Question: which ratings and reviews are:
- Most frequently viewed?
- Most trusted?
- Free (for the business)?
The answer - we would humbly suggest (please feel free to comment) - is 'Google's'.
Most Frequently viewed
Every time a search is made, of whatever kind of business, Google displays reviews - it's own reviews. They are prominently displayed in every kind of search: specific (on the business's name) and comparative (local or competitive).
Ask any consumer. Reinforcing this trust is the knowledge amongst even the least sophisticated consumer - these days - that they are able to post a Google review whenever they wish. It is conceivable that consumers have heard of Feefo and/or Trustpilot, but Google?
Google doesn't charge.
So why are businesses not referencing their Google reviews (and scores) in their advertising?
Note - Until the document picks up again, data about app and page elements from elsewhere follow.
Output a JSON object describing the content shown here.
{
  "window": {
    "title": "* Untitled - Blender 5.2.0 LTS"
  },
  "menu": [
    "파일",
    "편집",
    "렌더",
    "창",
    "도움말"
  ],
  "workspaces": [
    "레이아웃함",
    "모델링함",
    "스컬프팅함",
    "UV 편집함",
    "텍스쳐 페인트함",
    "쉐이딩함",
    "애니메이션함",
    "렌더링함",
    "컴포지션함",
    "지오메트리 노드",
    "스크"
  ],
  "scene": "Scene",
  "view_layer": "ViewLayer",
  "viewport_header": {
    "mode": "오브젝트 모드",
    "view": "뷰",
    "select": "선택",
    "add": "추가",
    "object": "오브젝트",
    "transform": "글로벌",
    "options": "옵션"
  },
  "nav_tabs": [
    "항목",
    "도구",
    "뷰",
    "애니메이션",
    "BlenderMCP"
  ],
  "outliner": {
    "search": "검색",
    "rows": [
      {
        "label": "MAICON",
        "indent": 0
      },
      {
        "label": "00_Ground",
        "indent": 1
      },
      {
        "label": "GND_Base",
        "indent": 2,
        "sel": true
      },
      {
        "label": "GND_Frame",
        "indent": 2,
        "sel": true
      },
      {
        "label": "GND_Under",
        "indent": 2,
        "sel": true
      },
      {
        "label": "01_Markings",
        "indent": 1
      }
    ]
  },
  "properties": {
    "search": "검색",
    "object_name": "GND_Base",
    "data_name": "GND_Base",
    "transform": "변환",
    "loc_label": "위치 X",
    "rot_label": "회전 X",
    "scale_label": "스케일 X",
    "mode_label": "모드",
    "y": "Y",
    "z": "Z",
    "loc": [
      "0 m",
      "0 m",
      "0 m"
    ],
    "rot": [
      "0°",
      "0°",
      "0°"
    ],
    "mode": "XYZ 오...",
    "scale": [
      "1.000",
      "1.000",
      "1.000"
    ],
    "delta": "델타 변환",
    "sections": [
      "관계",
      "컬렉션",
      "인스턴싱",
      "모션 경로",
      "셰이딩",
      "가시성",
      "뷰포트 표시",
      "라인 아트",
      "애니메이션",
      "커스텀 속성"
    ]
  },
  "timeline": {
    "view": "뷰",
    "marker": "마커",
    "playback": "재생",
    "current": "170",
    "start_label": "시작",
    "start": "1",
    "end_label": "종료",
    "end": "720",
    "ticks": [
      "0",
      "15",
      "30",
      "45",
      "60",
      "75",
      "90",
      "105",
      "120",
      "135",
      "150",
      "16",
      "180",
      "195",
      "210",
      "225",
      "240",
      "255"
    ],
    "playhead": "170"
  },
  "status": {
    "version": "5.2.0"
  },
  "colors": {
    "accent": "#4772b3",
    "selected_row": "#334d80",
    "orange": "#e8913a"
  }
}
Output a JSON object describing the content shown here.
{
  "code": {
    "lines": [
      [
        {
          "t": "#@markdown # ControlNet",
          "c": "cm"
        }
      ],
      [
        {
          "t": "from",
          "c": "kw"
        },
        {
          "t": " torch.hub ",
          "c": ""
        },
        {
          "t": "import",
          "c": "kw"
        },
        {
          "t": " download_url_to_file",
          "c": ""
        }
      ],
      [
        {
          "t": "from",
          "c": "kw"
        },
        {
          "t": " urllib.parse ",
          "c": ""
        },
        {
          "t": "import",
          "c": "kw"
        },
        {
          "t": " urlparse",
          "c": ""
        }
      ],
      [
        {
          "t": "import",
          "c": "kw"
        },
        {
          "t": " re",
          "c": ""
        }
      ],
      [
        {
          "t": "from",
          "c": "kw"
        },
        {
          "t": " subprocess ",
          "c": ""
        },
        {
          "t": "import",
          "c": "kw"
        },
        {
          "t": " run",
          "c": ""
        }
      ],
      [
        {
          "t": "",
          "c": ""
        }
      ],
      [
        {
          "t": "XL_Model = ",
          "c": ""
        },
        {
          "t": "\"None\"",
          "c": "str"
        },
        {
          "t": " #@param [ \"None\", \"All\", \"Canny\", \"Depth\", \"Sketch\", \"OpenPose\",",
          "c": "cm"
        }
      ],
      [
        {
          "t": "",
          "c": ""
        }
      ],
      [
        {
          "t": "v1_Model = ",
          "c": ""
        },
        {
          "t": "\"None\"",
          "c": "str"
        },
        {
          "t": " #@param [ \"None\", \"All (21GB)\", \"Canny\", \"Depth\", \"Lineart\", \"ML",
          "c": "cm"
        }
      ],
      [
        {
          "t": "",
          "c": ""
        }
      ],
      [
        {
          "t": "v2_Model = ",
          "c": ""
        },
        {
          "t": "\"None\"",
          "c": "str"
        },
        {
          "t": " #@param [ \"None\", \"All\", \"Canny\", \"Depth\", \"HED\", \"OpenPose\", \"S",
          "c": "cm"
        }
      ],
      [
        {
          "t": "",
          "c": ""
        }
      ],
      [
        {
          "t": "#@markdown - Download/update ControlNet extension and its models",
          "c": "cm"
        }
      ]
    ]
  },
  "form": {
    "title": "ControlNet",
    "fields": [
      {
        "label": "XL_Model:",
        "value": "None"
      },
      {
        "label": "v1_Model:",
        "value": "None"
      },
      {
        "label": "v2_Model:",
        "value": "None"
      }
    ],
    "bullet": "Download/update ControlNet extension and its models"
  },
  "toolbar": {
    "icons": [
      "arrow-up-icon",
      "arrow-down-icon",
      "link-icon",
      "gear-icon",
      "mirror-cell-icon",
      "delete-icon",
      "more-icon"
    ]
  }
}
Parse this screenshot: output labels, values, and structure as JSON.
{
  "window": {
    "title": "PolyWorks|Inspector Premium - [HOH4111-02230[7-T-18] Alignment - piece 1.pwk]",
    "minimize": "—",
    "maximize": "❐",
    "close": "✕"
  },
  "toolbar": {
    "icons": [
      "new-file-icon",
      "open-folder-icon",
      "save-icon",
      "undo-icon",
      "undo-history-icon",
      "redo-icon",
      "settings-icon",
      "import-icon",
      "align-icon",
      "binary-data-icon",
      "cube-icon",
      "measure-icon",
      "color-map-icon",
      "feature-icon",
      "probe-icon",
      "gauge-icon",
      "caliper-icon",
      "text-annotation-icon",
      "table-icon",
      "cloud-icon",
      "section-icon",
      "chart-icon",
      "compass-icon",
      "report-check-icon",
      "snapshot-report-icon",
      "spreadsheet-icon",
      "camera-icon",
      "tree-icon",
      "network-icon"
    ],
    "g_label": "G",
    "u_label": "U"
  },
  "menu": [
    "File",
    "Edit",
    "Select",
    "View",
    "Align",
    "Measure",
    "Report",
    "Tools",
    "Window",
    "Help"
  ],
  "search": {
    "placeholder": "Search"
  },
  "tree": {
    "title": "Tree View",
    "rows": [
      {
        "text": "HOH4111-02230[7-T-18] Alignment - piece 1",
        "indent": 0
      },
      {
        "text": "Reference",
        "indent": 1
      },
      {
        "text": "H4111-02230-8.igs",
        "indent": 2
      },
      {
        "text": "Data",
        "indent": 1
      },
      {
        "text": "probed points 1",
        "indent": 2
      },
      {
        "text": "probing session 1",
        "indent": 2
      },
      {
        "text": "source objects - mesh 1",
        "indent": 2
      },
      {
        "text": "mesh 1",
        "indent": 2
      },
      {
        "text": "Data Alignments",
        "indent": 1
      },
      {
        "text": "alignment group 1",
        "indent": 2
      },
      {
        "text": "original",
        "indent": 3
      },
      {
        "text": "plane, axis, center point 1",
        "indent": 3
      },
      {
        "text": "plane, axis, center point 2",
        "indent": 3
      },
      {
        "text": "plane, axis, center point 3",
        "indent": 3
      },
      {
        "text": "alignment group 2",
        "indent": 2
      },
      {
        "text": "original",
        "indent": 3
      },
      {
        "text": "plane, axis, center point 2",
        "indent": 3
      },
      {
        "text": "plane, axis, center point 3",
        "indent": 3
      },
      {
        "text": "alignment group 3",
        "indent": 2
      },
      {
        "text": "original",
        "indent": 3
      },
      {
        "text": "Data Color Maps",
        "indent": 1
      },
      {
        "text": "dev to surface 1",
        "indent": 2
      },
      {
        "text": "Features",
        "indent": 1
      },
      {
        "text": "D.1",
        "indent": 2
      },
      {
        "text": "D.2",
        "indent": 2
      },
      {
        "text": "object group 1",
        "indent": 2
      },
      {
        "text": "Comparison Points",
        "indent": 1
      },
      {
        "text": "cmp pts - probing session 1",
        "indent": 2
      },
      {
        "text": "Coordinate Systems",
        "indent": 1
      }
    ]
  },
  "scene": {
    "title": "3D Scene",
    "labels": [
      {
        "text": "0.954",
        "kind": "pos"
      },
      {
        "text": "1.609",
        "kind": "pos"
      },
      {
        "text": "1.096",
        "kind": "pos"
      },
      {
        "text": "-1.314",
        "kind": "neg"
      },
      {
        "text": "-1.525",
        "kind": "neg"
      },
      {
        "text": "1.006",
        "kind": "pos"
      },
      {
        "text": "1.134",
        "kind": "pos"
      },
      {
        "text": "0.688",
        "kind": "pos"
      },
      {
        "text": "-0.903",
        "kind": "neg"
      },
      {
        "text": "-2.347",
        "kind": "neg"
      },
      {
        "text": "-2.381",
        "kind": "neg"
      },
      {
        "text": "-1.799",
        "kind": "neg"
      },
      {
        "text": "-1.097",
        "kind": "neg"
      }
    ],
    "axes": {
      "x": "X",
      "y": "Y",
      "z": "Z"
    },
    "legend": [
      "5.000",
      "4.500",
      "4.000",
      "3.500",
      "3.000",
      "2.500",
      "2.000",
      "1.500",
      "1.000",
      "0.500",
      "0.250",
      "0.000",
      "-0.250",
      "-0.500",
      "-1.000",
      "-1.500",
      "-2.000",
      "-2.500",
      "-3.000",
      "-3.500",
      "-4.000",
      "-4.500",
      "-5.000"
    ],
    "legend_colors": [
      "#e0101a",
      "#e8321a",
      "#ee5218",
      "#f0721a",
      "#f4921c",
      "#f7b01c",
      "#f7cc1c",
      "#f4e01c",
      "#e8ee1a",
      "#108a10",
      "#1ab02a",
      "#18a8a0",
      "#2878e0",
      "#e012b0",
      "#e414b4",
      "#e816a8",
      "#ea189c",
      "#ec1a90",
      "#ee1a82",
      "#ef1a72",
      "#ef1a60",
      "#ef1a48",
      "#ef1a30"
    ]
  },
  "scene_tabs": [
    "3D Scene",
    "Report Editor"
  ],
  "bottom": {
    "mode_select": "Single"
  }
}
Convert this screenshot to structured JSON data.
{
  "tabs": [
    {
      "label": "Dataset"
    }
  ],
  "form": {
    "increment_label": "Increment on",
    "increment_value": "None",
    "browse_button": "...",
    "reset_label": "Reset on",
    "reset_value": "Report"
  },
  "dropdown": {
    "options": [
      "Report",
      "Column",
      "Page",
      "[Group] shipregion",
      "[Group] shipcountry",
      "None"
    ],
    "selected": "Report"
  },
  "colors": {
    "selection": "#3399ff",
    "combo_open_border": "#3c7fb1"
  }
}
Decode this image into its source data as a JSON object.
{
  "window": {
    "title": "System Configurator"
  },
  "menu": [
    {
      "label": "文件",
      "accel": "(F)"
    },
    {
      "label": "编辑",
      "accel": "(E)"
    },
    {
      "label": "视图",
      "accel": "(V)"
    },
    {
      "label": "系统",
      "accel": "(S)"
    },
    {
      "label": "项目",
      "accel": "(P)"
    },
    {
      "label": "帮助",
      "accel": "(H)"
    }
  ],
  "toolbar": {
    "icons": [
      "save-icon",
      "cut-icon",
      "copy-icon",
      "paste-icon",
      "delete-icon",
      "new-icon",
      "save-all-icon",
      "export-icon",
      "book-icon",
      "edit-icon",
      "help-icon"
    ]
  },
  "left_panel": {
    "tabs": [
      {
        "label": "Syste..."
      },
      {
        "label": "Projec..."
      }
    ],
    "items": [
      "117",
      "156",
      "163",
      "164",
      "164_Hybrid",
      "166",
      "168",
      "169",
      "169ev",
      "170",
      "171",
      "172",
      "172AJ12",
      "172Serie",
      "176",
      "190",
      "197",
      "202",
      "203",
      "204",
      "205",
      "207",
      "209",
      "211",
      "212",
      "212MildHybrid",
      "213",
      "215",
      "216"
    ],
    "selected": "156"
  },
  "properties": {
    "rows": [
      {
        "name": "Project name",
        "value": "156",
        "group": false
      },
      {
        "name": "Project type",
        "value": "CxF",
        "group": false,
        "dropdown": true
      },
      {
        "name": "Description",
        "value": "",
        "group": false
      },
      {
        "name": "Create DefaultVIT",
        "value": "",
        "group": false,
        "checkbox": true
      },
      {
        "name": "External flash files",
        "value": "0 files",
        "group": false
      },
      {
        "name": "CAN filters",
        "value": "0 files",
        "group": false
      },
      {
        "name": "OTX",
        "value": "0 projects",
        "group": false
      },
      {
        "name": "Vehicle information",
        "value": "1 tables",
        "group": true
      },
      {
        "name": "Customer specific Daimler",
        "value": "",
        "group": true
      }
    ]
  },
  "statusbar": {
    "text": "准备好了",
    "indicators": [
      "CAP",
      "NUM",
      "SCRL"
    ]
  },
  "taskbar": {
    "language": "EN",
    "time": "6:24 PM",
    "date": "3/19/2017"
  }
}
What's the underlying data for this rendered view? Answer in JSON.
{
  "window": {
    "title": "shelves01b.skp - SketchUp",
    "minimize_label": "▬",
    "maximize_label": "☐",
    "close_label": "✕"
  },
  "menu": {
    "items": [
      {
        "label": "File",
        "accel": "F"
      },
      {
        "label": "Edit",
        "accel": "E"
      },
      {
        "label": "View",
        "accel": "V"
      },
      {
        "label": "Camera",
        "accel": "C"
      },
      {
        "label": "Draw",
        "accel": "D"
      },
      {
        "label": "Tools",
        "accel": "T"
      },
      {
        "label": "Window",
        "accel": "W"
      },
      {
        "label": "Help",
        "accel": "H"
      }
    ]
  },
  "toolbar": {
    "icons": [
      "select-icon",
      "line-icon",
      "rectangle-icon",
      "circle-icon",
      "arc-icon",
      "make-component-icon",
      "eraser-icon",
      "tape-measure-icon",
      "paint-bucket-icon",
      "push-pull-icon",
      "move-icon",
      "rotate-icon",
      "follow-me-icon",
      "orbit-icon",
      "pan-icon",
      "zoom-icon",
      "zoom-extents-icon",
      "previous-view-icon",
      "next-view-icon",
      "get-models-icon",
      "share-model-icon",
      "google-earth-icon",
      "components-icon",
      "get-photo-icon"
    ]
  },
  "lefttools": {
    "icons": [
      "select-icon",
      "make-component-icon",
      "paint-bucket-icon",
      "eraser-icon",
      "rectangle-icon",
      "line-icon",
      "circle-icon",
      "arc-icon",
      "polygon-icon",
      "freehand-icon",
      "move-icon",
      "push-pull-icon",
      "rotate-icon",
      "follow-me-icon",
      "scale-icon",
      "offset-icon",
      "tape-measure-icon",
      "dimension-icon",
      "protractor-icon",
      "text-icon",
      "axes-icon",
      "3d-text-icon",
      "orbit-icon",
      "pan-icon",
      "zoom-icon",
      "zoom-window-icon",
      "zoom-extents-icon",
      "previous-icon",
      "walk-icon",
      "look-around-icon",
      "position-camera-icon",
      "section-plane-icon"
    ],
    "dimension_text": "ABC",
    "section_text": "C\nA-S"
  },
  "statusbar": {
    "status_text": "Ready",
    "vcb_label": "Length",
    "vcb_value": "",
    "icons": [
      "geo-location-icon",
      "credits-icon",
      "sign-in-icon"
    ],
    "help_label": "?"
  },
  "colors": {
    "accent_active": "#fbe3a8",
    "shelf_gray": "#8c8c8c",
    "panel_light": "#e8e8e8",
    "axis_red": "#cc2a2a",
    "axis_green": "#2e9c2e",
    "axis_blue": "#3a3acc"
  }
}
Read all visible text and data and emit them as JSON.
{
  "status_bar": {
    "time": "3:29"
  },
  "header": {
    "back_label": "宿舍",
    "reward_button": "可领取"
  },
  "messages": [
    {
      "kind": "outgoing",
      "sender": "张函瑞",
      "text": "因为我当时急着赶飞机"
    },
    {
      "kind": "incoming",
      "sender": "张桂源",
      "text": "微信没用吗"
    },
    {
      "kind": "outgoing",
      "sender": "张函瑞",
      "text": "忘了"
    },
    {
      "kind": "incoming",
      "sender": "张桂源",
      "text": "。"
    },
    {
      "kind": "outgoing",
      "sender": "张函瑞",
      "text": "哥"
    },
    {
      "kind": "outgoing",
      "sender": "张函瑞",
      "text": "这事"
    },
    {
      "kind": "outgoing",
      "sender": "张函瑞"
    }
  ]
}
Left: the business scoring five stars on its chosen reviews site. Right: the same business on Google
We think the answer is a combination of the following:
- if a business has been 'sold' a reviews solution it is inclined to use that solution in its advertising, simply to justify the spend
- research consistently shows that businesses that employ reviews sites score better on those reviews sites than on Google; this is partly due to a syndrome we call 'deflection' where happy customers are content to respond to the business's invitation to post a review on the site of the business's own choice but less pleased customers are more likely to vent on Google
- the herd instinct: competitors do it, so why shouldn't we?
There is a fourth reason: the reviews sites invariably offer 'advantages' to attract businesses, and these can often result in a higher score; some sites are 'closed' (unlike Google) and only allow customers to post a review by invitation and others have some form of 'quarantine' for reviews that allows the business to challenge reviews it disagrees with. Both of these may seem reasonable on the face of it, but they place control in the hands of the business that tilts the board in the business's favour and, as a direct result, raise compliance issues as far as the CMA regulations are concerned (these categorically state that businesses, if they invite reviews, must allow all customers to write a review at a time of their own choosing - read this article for more on this important issue).
Build your advertising and marketing around this (score and content)!
Focus all your efforts on Google*. This advice is categoric, for the reasons mentioned above. Google is here to stay, and it controls the online gateway to your business. Get Google reviews and then reference these and your score in all your advertising and promotional activity.
*In our experience there is only one thing stopping most businesses going down this route, and that is the fear that their customers may post inaccurate or misleading reviews. That is why HelpHound exists, to advise clients on how to go about protecting their reputations at the same time as shining in all forms of Google search. We say we 'manage out the fear' - to understand more about this read on.